For a long while, the medical and health establishment brushed off claims that fluoridation of drinking water posed any danger to humans.
Not any more.
In a cover story in the August edition of Prevention magazine, the respected publication headlines “New Research: Is Your Water Safe to Drink?”
The article notes that for over fifty years, adding fluoride to drinking water has been seen as a magic bullet to conquer tooth decay. In fact, in 1999, the Centers for Disease Control named the fluoridation of drinking supplies as one of the twentieth century’s top ten advancements in public health.
But some scientists spent years questioning fluoride’s safety and believed Americans could be ingesting toxic levels. Despite fluoride’s obvious benefits as a cavity fighter, it is, nevertheless, a poison. In fact, before its discovery as a decay-fighting superhero, it was mainly used as a rat and insect poison!
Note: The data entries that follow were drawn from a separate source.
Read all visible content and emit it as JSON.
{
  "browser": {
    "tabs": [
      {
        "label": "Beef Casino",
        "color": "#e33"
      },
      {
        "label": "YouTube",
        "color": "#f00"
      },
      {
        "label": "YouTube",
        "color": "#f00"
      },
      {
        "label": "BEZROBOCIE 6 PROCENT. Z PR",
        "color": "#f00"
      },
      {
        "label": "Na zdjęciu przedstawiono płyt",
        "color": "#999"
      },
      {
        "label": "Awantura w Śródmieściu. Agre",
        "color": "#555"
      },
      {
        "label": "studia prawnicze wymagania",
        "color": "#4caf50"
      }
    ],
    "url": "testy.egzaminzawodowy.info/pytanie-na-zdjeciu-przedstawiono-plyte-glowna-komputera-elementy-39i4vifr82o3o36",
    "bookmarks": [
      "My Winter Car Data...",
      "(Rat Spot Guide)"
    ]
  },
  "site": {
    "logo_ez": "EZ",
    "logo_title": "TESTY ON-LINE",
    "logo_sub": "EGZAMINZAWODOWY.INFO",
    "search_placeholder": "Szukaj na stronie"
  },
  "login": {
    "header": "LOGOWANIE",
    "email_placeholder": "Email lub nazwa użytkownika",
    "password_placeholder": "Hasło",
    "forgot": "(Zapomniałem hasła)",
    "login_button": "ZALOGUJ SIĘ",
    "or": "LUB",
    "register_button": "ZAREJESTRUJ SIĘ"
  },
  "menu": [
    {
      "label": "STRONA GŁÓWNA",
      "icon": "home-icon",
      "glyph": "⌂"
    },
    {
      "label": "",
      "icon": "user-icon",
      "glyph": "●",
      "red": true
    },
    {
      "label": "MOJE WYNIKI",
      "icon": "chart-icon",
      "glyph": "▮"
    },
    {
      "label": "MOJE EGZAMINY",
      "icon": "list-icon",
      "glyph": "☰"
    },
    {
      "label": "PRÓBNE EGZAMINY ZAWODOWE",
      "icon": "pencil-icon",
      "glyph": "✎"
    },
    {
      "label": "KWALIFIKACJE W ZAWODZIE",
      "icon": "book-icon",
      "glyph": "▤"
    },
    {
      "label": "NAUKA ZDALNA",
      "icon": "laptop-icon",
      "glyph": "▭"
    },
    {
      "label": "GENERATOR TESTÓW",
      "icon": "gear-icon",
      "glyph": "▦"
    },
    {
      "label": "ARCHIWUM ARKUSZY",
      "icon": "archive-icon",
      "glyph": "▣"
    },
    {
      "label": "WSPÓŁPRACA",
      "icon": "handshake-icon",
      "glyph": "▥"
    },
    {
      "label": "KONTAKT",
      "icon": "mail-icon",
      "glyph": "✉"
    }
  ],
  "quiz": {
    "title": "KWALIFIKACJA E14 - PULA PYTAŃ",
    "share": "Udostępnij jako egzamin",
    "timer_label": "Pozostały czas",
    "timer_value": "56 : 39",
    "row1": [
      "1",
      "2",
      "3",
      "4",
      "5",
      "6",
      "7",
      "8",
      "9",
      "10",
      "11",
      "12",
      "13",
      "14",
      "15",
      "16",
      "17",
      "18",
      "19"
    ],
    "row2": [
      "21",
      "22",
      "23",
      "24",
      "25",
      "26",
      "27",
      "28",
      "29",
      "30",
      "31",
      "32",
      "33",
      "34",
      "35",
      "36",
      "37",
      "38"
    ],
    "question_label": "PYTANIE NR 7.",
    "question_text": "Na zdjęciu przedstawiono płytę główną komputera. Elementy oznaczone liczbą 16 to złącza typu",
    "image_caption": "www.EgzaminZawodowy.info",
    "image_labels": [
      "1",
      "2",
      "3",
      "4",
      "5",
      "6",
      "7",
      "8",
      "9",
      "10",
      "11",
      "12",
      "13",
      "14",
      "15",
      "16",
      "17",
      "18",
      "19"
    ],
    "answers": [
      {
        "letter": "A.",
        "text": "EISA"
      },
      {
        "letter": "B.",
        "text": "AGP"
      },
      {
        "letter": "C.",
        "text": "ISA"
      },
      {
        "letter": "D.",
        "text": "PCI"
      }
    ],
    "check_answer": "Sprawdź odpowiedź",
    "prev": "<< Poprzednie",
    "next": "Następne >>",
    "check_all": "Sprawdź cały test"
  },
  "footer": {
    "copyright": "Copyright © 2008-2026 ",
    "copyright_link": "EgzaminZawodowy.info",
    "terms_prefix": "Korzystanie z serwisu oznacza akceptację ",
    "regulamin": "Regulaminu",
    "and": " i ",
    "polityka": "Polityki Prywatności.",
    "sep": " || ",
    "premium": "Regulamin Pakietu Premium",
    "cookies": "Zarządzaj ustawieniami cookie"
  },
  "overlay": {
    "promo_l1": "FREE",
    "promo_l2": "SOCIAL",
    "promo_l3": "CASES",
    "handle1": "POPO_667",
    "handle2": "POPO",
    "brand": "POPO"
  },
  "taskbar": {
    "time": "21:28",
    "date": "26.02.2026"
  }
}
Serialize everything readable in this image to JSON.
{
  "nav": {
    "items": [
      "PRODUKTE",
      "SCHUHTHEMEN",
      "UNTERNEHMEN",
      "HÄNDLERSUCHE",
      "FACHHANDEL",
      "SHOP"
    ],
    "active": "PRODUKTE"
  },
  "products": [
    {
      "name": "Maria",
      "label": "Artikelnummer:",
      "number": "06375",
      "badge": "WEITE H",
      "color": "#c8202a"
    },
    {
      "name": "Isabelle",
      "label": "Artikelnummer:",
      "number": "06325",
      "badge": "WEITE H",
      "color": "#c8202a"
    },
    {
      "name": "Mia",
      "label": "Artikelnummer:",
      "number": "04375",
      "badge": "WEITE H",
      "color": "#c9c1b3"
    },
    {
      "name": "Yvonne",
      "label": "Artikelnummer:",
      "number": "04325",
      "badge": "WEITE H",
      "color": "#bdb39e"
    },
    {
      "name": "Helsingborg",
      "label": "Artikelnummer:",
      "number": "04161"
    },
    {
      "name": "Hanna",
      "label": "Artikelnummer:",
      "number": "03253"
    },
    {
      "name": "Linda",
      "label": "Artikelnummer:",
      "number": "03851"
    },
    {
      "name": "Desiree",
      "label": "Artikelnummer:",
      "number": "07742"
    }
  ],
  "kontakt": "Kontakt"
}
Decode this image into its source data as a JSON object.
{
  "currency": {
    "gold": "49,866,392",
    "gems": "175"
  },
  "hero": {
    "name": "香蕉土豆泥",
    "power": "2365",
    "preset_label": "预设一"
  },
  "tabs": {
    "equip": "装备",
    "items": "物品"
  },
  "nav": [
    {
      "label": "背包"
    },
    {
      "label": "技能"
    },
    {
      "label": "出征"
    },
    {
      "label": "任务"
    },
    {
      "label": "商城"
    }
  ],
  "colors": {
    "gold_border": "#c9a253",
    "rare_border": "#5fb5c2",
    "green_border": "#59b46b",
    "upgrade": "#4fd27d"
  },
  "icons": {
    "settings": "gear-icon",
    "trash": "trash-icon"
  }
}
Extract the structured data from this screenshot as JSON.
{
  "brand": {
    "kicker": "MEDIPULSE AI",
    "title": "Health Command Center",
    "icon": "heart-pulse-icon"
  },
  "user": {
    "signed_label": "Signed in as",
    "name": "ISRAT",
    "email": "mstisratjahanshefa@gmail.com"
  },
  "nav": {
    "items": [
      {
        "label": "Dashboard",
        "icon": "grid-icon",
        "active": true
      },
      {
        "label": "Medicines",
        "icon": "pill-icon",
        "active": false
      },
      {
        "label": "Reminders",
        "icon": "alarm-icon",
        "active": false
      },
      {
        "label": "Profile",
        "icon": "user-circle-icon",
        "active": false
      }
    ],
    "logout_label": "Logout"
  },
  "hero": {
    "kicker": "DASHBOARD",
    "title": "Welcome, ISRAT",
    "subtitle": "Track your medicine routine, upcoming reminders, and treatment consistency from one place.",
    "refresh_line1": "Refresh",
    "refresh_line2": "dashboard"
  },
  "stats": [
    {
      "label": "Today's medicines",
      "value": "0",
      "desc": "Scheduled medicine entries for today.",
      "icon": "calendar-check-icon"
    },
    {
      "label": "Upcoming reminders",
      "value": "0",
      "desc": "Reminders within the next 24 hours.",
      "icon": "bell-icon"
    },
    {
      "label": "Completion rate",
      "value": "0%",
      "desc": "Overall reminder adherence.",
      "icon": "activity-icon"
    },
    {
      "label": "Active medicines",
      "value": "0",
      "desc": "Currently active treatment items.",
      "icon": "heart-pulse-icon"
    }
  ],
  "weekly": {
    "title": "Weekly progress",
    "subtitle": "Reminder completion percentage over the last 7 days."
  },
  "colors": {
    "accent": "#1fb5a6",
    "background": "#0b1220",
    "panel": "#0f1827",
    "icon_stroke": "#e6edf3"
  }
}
To understand the dangers of fluoride, Prevention says simply look at a tube of toothpaste and read its warning: “Keep out of reach of children 6 years of age. If more than is used for brushing is accidentally swallowed, get medical help or contact a Poison Control Center right away.”
Best of Intentions
The reasoning behind adding fluoride to America’s drinking water seemed logical. In the early years of the twentieth century, most Americans had lost all or most of their teeth by the age of forty. Once fluoride was added to drinking water, cavity rates plummeted.
A 1962 study of Newburgh, New York, one of the first cities to add fluoride to its water supply, found that in fifteen years, cavities dropped by a whopping 70 percent.
But in March of this year, a group of dentists, toxicologists and epidemiologists determined that current fluoride levels, calculated in the days when water was the main source of fluoride, are too high.
The panel, assembled by the National Research Council (NRC), recommended that the acceptable upper limit be lowered.
“Fluoride should be abandoned,” Hardy Limeback, PhD, DDS, and head of preventative dentistry at the University of Toronto, told Prevention. Limeback also was a member of the NRC panel. He added that fluoride “could turn out to be one of the top ten mistakes of the 21st century.”
Too Much of a Bad Thing
Scientists know that too much fluoride stains and discolors teeth, a condition called dental fluorosis. But some disturbing studies, while not offering conclusive proof, have linked fluoride to serious adverse health effects including bone cancer and osteoporosis.
Several Chinese studies found links between high fluoride levels and lower IQs.
Dr. Russell Blaylock, a respected neurosurgeon and editor of the Blaylock Wellness Report (published by NewsMax,), warns that fluoride may be linked to neurological impairment, brain diseases like Alzheimer’s, male impotence and infertility, sleep impairment, retardation in children, and numerous cancers.
Even fluoridated water’s reputation as a cavity-fighter extraordinaire is coming under fire. When National Institutes of Health researchers compared the dental records of a group of 16,000 children, in which half drank fluoridated water and the other half did not, they found only 18 percent less tooth decay in the fluoridated group.
The CDC’s estimates the average American gets between 1mg/L and 3mg/L of fluoride daily and has set a goal of 1mg/L.
However, even that low level may increase health risks. One study showed that elderly men whose water only had 1mg/L had a 41 percent increase in the risk of hip fractures.